**What you have to do**
Whenever an image turns up, omit it and return the remaining data exactly.

**Data supplied**
■ ■ ■ ■

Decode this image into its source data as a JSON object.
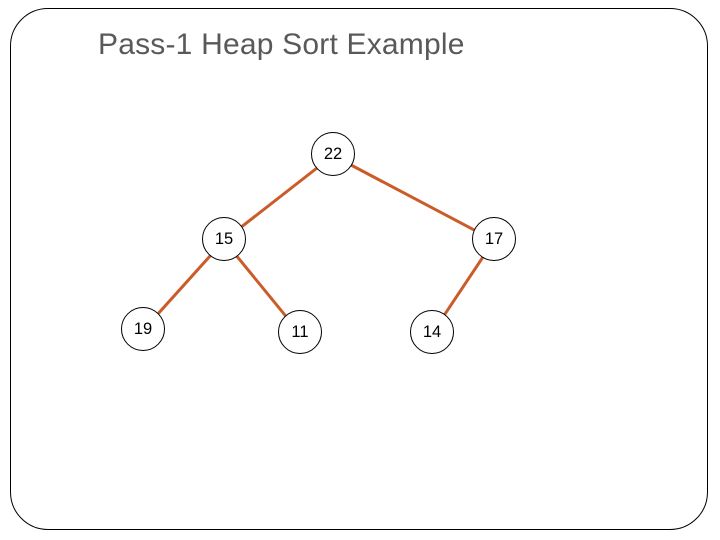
{
  "title": "Pass-1 Heap Sort Example",
  "nodes": {
    "root": {
      "label": "22"
    },
    "l": {
      "label": "15"
    },
    "r": {
      "label": "17"
    },
    "ll": {
      "label": "19"
    },
    "lr": {
      "label": "11"
    },
    "rl": {
      "label": "14"
    }
  }
}
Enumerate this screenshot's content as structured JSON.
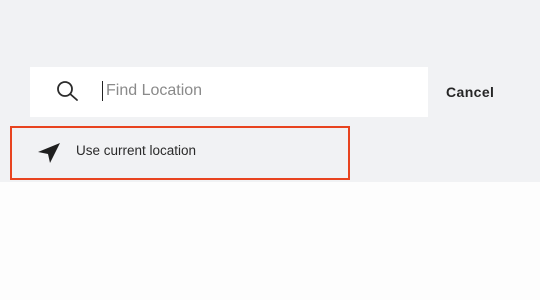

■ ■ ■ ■

**Finished task**
Decode this image into its source data as a JSON object.
{
  "title": "Pass-1 Heap Sort Example",
  "nodes": {
    "root": {
      "label": "22"
    },
    "l": {
      "label": "15"
    },
    "r": {
      "label": "17"
    },
    "ll": {
      "label": "19"
    },
    "lr": {
      "label": "11"
    },
    "rl": {
      "label": "14"
    }
  }
}
Enumerate this screenshot's content as structured JSON.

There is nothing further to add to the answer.